This issue's Temperature Record of the week is from Green River, Wyoming.

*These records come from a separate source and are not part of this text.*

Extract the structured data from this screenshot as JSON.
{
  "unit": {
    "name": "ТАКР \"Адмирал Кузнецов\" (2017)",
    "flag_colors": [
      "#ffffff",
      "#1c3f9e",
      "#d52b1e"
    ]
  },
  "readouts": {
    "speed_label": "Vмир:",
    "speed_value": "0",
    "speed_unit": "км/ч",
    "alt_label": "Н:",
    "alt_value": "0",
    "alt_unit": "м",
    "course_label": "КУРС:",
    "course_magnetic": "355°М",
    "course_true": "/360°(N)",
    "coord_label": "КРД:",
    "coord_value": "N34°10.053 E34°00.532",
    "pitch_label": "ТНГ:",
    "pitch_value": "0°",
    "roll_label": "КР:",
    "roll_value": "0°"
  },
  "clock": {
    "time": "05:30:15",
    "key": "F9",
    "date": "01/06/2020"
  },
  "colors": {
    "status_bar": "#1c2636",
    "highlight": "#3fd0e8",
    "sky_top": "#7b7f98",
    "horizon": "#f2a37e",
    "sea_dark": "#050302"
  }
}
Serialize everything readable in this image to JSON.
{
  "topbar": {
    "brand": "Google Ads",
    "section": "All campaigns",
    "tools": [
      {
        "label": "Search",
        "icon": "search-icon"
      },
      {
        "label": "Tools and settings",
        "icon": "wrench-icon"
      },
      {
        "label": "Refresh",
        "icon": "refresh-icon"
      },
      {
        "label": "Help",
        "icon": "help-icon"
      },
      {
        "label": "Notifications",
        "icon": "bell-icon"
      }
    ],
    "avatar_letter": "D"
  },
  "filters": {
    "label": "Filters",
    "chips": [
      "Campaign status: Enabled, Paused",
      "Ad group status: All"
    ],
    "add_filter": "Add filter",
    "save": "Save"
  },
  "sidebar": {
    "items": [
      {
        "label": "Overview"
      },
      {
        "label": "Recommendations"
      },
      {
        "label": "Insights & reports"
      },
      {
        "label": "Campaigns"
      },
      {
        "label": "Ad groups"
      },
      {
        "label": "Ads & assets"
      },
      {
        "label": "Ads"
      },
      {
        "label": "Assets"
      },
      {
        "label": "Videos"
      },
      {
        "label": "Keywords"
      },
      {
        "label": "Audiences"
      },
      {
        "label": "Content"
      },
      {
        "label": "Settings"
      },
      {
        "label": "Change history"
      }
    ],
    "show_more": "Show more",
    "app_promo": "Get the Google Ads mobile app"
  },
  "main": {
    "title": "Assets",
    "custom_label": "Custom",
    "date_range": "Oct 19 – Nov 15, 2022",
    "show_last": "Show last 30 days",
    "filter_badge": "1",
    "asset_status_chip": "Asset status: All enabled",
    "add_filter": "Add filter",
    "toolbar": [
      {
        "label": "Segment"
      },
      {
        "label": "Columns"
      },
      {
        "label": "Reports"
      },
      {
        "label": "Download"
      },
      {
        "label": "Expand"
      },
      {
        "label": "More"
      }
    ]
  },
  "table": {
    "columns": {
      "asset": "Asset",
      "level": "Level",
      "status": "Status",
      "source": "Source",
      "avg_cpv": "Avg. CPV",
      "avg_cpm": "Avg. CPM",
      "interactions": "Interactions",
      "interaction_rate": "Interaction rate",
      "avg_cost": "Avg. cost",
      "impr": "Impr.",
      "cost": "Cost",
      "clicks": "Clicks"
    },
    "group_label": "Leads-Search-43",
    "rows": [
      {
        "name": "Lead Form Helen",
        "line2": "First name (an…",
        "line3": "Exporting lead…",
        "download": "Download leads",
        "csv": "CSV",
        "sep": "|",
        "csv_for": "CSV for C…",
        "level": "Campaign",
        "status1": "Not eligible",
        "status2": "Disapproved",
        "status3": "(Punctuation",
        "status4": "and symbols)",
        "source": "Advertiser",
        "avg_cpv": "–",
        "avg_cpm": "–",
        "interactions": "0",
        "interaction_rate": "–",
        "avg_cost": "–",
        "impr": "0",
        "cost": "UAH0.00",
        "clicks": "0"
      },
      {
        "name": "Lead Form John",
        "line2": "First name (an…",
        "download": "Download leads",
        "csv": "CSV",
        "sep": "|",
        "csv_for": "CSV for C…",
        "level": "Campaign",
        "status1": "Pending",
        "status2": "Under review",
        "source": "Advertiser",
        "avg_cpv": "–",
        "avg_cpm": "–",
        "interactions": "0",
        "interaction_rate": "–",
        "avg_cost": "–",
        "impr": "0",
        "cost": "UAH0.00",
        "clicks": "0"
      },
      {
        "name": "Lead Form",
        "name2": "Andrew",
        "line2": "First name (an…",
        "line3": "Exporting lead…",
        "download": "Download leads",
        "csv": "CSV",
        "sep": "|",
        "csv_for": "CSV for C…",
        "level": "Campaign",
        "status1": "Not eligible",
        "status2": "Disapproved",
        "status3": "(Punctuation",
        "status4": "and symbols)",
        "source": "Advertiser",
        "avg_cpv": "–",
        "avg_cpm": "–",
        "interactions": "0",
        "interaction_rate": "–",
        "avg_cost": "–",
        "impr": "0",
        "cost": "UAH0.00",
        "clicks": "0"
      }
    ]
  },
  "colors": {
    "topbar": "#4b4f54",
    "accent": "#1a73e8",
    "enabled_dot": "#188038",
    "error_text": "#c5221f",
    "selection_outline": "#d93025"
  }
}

Visit our U.S. Climate Data section to plot and view these data for yourself.

Current Editorial
CO2 and Coral Calcification: Is the Tide of Pessimism About to Turn?: Sometimes we wonder why we even bother to ask such questions; for reality seems to be of so little concern to the political forces arrayed against the burning of fossil fuels.  CO2 is the devil incarnate to them and can do only bad for the biosphere.  Fortunately, earth's many lifeforms - including its incredible coral reefs - continue to defy nearly all of their dismal predictions.

Subject Index Summaries
Aerosols (Non-Biological - Natural): Plain old dust, blowin' in the wind.  It just doesn't sound very exciting.  Yet what we don't know about it may well have tremendous implications for both global climate and earth's coral reefs.

Trees (Types - Pine): A summary of some of the recently published literature suggests that increases in the air's CO2 content will enhance photosynthetic rates and biomass production in economically and socially important pine trees.

Carbon Sequestration Commentary
Will Forest Carbon Sink Capacity Fade Away as Trees Age?: Climate alarmists would have us believe that forests will only function as significant carbon sinks while they are young and vigorous.  Real-world data, however, suggest this model-based "age discrimination" is without much merit.  In fact, the measurements show it's flat out wrong.

Current Journal Reviews
Human Activities Predispose Corals to Deadly Disease: Evidence supportive of our hypothesis that the ever-increasing intensity of local human activities predisposes corals to disease-induced mortality continues to accumulate.

The Medieval Warm Period and Little Ice Age in the Eastern Mediterranean: The evidence continues to accumulate.  The Medieval Warm Period and Little Ice Age were real, climatically-significant, several-hundred-year, global events that were correctly reported in earlier publications of the Intergovernmental Panel on Climate Change, but which have been "homogenized," i.e., made to disappear, in the most recent of the IPCC's reports, due to the unremitting embarrassment they provide for proponents of CO2-induced global warming.

Elevated CO2 and Water Use in Mature Scots Pine Trees: Elevated CO2 concentrations reduced cumulative sap flow and, by implication, cumulative water-use in mature Scots pine trees growing at ambient air temperatures.

Effects of Four Years of Elevated CO2 on Loblolly Pine Seedlings: Photosynthetic Rates and Biomass Production: Loblolly pine seedlings exposed to an extra 300 ppm of atmospheric CO2 displayed consistently higher rates of photosynthesis than ambiently-grown seedlings and attained much greater biomass values.

Elevated CO2 Increases Border-Cell Production in Pea Roots: In an experiment with pea seedlings, elevated atmospheric CO2 concentrations increased the production of root border cells, which are responsible for facilitating exudations from roots in most agronomic crops.